Although the COVID-19 pandemic has shut down much of the physical world, online development efforts have ramped up, according to GitHub.
Microsoft's GitHub business unit hosted its Satellite virtual conference on May 6, revealing new statistics about the state of global development efforts, as well as announcing a series of new services to help improve collaborative software development.
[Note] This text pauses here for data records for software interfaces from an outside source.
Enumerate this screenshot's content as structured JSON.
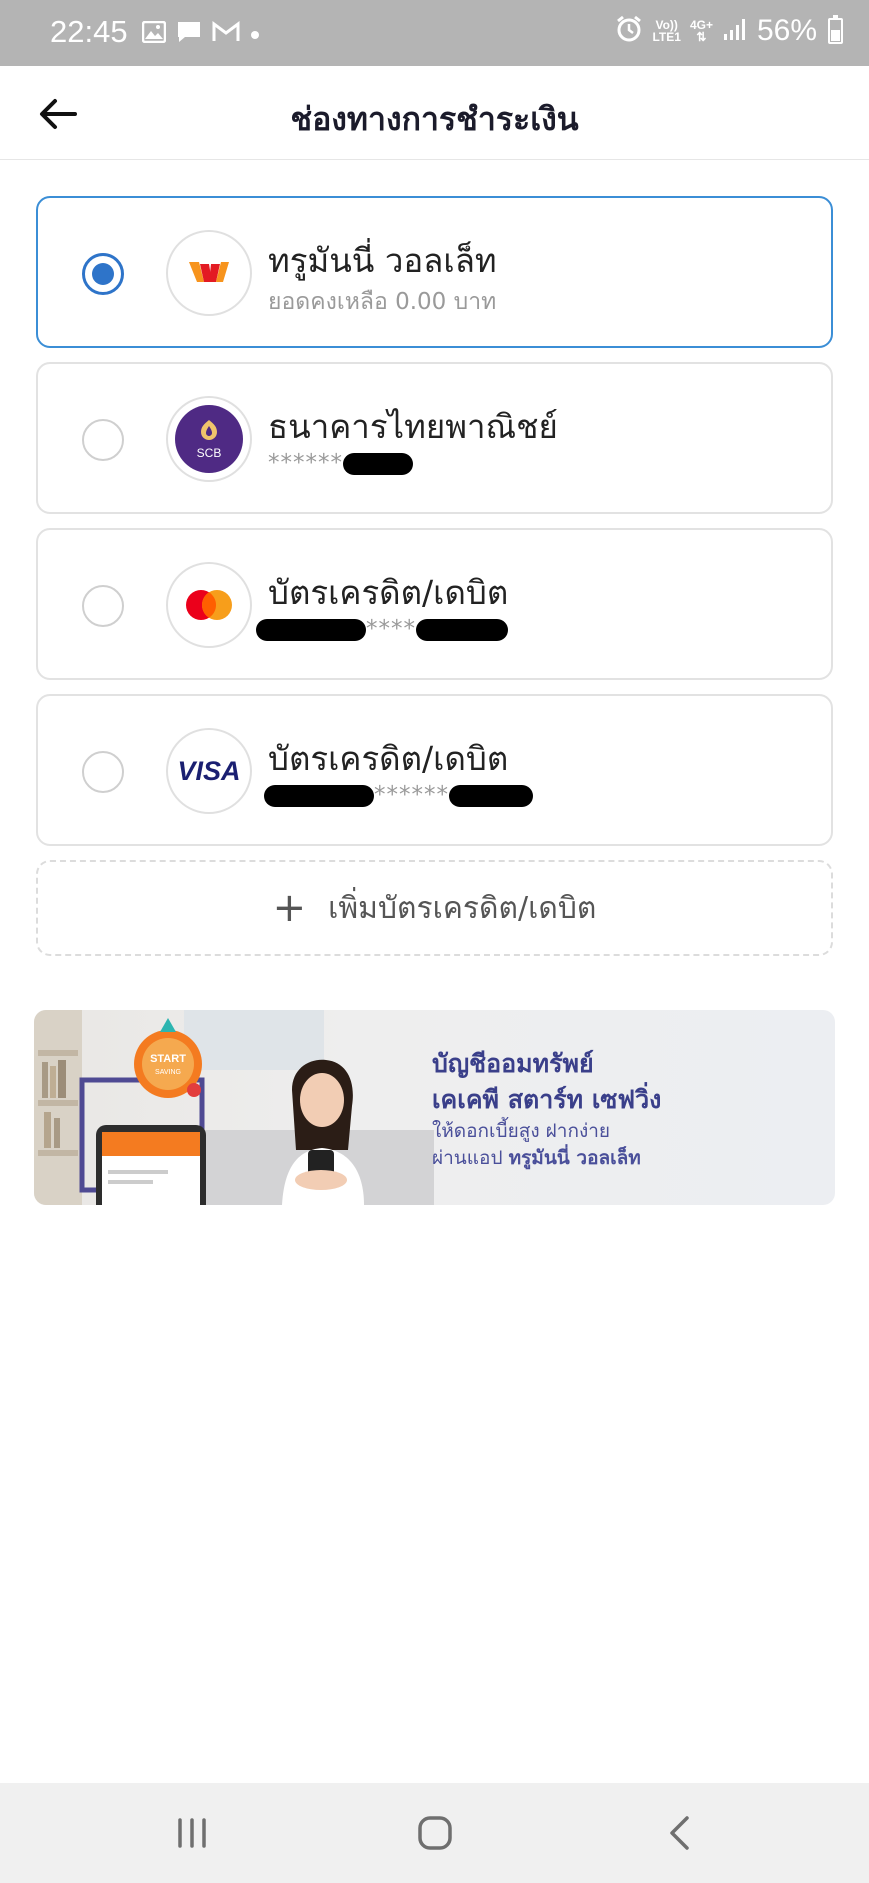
{
  "status_bar": {
    "time": "22:45",
    "battery": "56%",
    "network_line1": "Vo))",
    "network_line2": "LTE1",
    "net_type": "4G+"
  },
  "header": {
    "title": "ช่องทางการชำระเงิน"
  },
  "payment_options": [
    {
      "title": "ทรูมันนี่ วอลเล็ท",
      "subtitle": "ยอดคงเหลือ 0.00 บาท",
      "selected": true,
      "logo": "truemoney-wallet-logo"
    },
    {
      "title": "ธนาคารไทยพาณิชย์",
      "masked": "******",
      "selected": false,
      "logo": "scb-logo",
      "logo_text": "SCB"
    },
    {
      "title": "บัตรเครดิต/เดบิต",
      "masked": "****",
      "selected": false,
      "logo": "mastercard-logo"
    },
    {
      "title": "บัตรเครดิต/เดบิต",
      "masked": "******",
      "selected": false,
      "logo": "visa-logo",
      "logo_text": "VISA"
    }
  ],
  "add_card": {
    "label": "เพิ่มบัตรเครดิต/เดบิต"
  },
  "banner": {
    "line1": "บัญชีออมทรัพย์",
    "line2": "เคเคพี สตาร์ท เซฟวิ่ง",
    "line3": "ให้ดอกเบี้ยสูง ฝากง่าย",
    "line4_prefix": "ผ่านแอป ",
    "line4_strong": "ทรูมันนี่ วอลเล็ท",
    "badge_line1": "START",
    "badge_line2": "SAVING"
  },
  "colors": {
    "accent": "#2e74c9",
    "selected_border": "#3b8ed6",
    "banner_text": "#3a3f8a",
    "status_bar": "#b4b4b4"
  }
}
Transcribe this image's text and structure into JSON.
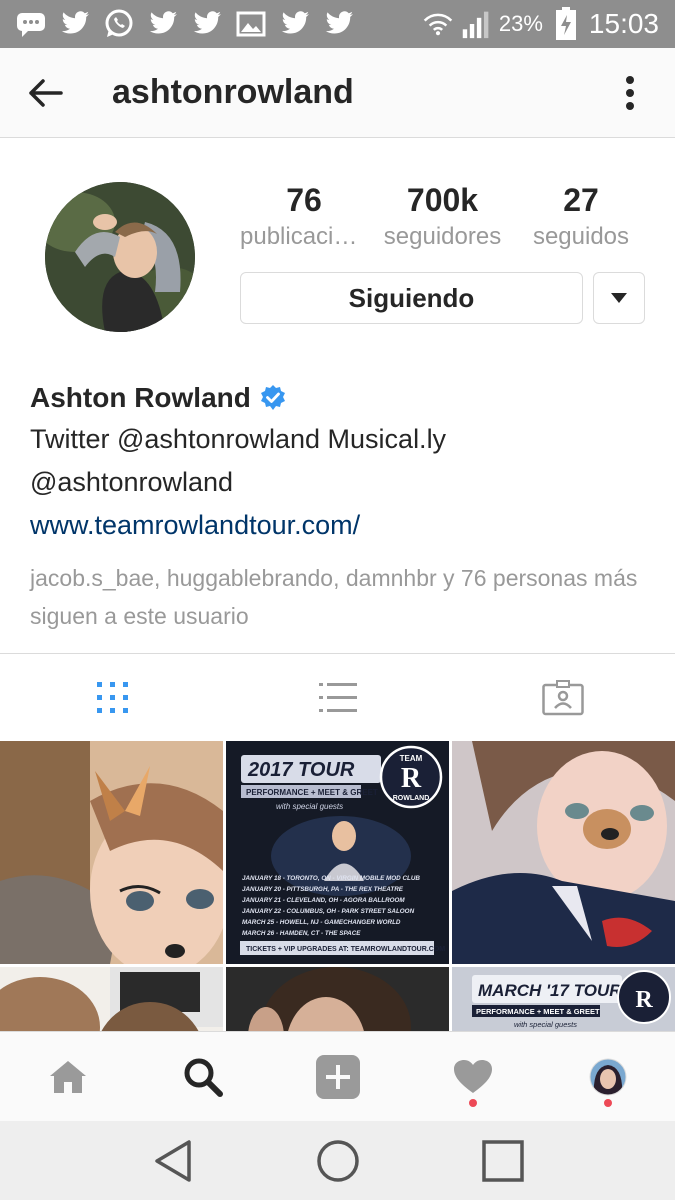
{
  "status_bar": {
    "icons": [
      "chat-icon",
      "twitter-icon",
      "whatsapp-icon",
      "twitter-icon",
      "twitter-icon",
      "image-icon",
      "twitter-icon",
      "twitter-icon"
    ],
    "battery_percent": "23%",
    "time": "15:03"
  },
  "header": {
    "username": "ashtonrowland"
  },
  "profile": {
    "stats": [
      {
        "value": "76",
        "label": "publicaciones"
      },
      {
        "value": "700k",
        "label": "seguidores"
      },
      {
        "value": "27",
        "label": "seguidos"
      }
    ],
    "follow_button_label": "Siguiendo",
    "name": "Ashton Rowland",
    "bio_line1": "Twitter @ashtonrowland Musical.ly",
    "bio_line2": "@ashtonrowland",
    "website": "www.teamrowlandtour.com/",
    "followed_by": "jacob.s_bae, huggablebrando, damnhbr y 76 personas más siguen a este usuario"
  },
  "grid": {
    "tour_post_1": {
      "title": "2017 TOUR",
      "subtitle": "PERFORMANCE + MEET & GREET",
      "guests": "with special guests",
      "badge_top": "TEAM",
      "badge_letter": "R",
      "badge_bottom": "ROWLAND",
      "dates": [
        "JANUARY 18 - TORONTO, ON - VIRGIN MOBILE MOD CLUB",
        "JANUARY 20 - PITTSBURGH, PA - THE REX THEATRE",
        "JANUARY 21 - CLEVELAND, OH - AGORA BALLROOM",
        "JANUARY 22 - COLUMBUS, OH - PARK STREET SALOON",
        "MARCH 25 - HOWELL, NJ - GAMECHANGER WORLD",
        "MARCH 26 - HAMDEN, CT - THE SPACE"
      ],
      "footer": "TICKETS + VIP UPGRADES AT: TEAMROWLANDTOUR.COM"
    },
    "tour_post_2": {
      "title": "MARCH '17 TOUR",
      "subtitle": "PERFORMANCE + MEET & GREET",
      "guests": "with special guests"
    }
  },
  "colors": {
    "accent_blue": "#3897f0",
    "link_blue": "#003569",
    "notification_red": "#ed4956",
    "status_bar": "#8e8e8e"
  }
}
During the event's opening keynote address, GitHub CEO Nat Friedman discussed how GitHub has continued to grow, even during the current health crisis.
According to Friedman, over the last several months, there has been a 25% increase in the number of issues created on GitHub. The average amount of time it takes for a code pull request to get reviewed has declined by four hours, and on the whole, developers are spending about an hour more per day on GitHub.
"Basically, the trend is we see more collaboration than ever before," Friedman said. "And that's kind of amazing to see that, in the age of social distancing, people are turning to social coding."
GitHub Launches Discussions and Codespaces Editing
Among the new services GitHub announced at the Satellite conference is the GitHub Discussions feature.
While conversations have always been possible in the comments of issues inside of code repositories, the Discussions feature provides a specific, purpose-built place just for community discussion.
"GitHub Discussions is more than just a space for conversations on GitHub; it's a configurable home for your entire community," explained Becca Zandstein, senior product manager at GitHub.
Another new feature announced at the virtual conference is Codespaces, which provides an integrated development environment (IDE) directly into a GitHub code repository. Codespaces is powered by Microsoft's Visual Studio Code (VS Code) source code editor, according to Friedman.
"Codespaces gives you all the full power of VS Code running in your browser with a containerized cloud-based development environment that's fully integrated with GitHub, all ready to go," he said.
Security Gets Baked into Code Repositories
Microsoft's GitHub has taken a number of steps in recent years to help developers identify security risks, such as using known vulnerable software libraries. Now GitHub is expanding its security efforts further with its new CodeQL code scanning feature.
CodeQL is based on technology that GitHub gained via its acquisition of code security vendor Semmle in September 2019.
"GitHub code scanning will proactively scan your code and identify vulnerabilities directly in your code review workflow," Friedman said. "It does this with the power of CodeQL, which is the world's most advanced semantic analysis engine, together with CodeQL queries that have been written and shared by the entire security researcher and an open-source community."